He has made 15 or 16 acoustic and electric guitars and has another dozen in the works. Despite that inventory, he said he isn't seeking commissions right now.
Nadia Eliasson, a language arts teacher, said her son has always been a high achiever. "We pushed Paul like all good parents do," she said. "But he is very demanding of himself."
Gino Molfino, chairman of the visual arts department at River Hill, has kept in touch with his former student since he graduated in 2004 and has seen examples of his work.
"I've played guitar since I was 6, and Paul's guitars are really incredible," said Molfino, who also serves as team leader for fine arts. "It was exciting to see that he'd found a way to apply what he was learning in design to something he is so passionate about."
To create his trademark style, Eliasson uses rare woods that are "extremely interesting to look at but seldom used" in guitar-making, he said.
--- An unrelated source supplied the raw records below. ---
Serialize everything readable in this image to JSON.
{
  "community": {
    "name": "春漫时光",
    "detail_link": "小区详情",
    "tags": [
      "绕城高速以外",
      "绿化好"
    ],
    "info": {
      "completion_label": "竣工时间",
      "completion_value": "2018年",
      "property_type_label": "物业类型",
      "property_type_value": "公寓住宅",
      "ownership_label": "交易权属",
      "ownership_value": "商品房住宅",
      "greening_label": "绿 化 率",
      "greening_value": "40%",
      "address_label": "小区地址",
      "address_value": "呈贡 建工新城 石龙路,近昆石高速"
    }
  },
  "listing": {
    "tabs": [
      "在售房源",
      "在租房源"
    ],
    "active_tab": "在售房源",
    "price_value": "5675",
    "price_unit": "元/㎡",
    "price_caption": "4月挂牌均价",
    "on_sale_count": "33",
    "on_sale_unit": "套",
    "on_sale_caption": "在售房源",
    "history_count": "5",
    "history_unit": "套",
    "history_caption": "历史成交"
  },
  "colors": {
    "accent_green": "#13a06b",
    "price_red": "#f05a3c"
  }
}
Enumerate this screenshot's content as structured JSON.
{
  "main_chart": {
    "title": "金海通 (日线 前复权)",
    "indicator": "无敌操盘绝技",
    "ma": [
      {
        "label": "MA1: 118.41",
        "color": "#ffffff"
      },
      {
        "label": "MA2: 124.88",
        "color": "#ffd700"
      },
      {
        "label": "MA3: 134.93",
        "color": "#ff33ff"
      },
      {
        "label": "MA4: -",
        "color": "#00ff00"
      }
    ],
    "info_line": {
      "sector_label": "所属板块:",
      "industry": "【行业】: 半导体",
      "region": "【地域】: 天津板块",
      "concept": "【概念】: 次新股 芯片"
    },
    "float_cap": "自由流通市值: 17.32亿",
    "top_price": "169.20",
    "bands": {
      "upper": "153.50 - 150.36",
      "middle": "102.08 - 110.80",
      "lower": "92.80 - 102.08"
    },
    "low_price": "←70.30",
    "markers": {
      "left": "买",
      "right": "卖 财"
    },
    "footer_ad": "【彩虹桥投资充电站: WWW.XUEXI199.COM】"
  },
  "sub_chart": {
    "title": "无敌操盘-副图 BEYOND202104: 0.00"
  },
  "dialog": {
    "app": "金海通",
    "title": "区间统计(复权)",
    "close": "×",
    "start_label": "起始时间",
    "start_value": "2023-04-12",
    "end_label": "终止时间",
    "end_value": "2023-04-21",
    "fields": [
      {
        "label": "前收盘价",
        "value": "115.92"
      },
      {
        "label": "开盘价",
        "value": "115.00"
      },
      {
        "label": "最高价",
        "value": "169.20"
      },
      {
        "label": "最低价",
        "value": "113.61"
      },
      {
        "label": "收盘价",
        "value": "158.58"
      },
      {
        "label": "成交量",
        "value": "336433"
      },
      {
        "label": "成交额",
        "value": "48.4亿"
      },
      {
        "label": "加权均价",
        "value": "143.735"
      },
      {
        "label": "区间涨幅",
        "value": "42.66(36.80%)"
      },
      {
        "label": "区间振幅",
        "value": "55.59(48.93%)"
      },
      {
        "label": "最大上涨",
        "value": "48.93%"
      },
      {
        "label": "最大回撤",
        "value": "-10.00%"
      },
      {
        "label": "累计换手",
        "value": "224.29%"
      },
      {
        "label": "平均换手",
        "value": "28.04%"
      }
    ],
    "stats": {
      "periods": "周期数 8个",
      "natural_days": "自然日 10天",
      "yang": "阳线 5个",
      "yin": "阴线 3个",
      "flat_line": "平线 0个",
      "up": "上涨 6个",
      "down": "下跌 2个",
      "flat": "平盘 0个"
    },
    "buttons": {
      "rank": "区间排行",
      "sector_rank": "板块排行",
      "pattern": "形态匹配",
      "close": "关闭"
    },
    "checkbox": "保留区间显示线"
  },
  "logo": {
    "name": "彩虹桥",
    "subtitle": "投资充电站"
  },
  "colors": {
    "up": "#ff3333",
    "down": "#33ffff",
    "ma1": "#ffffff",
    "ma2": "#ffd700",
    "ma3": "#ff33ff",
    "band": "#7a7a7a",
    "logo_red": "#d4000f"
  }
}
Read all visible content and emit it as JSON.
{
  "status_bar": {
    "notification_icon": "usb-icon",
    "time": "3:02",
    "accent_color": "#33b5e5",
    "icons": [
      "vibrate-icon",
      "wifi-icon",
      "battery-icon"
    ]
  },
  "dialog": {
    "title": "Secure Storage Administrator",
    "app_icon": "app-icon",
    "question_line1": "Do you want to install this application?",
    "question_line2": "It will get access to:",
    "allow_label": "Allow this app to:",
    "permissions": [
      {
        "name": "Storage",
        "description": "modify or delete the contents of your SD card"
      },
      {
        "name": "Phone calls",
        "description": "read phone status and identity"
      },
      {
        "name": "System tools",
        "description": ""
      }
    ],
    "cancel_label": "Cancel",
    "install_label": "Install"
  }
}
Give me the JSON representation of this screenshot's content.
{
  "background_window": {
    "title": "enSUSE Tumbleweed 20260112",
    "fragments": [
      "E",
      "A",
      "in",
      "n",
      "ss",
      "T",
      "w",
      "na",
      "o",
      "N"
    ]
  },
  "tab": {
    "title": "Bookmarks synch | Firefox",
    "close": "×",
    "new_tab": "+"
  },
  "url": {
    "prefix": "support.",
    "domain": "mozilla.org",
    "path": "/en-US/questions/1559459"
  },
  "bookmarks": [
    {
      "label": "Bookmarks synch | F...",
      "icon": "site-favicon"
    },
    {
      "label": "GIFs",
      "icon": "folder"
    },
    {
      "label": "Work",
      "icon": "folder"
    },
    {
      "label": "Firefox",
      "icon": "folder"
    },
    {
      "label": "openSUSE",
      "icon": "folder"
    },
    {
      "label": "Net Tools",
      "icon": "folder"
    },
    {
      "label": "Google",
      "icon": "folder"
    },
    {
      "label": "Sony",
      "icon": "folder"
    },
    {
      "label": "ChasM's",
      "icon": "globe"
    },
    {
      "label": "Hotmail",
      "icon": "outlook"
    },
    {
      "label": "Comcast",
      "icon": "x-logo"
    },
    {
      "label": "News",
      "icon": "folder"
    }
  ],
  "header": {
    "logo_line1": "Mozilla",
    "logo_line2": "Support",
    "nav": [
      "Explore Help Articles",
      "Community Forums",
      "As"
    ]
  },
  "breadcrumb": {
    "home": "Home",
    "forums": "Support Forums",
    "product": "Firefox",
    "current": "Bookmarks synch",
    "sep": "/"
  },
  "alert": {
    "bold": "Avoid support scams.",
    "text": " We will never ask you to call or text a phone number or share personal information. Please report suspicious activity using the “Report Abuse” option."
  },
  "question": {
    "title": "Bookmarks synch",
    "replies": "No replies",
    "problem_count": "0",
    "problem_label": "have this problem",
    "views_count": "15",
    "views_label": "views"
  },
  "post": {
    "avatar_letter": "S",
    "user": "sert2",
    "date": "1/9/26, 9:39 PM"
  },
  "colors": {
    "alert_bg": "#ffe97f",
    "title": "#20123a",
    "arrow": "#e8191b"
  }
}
He discovered that layering different types of hardwoods and then beveling the edge of the guitar's body creates an accent with a lot of impact.
His methodology involves tracing his design from paper to plywood, then using that template to guide a scroll saw in carving the body. He estimates he puts about $500 worth of materials in each instrument.
Noting that he plays guitar but isn't a "Peabody virtuoso," he said that he's not as interested in the performing arts as he is the visual arts. Yet, he loves all kinds of music - from classical to classic rock to country - and makes the sound of his guitars a priority.
He is awaiting approval of a patent on a nut, which is the ledge at the upper end of the fingerboard that the strings pass over. To be named "The Eliasson Compensated Nut," it would allow a guitar to be tuned on a much finer scale, he explained.
"I invest a lot of myself in what I do," he said about his art. "It has to look professional and be an original-looking and well-playing guitar. It has to be perfect."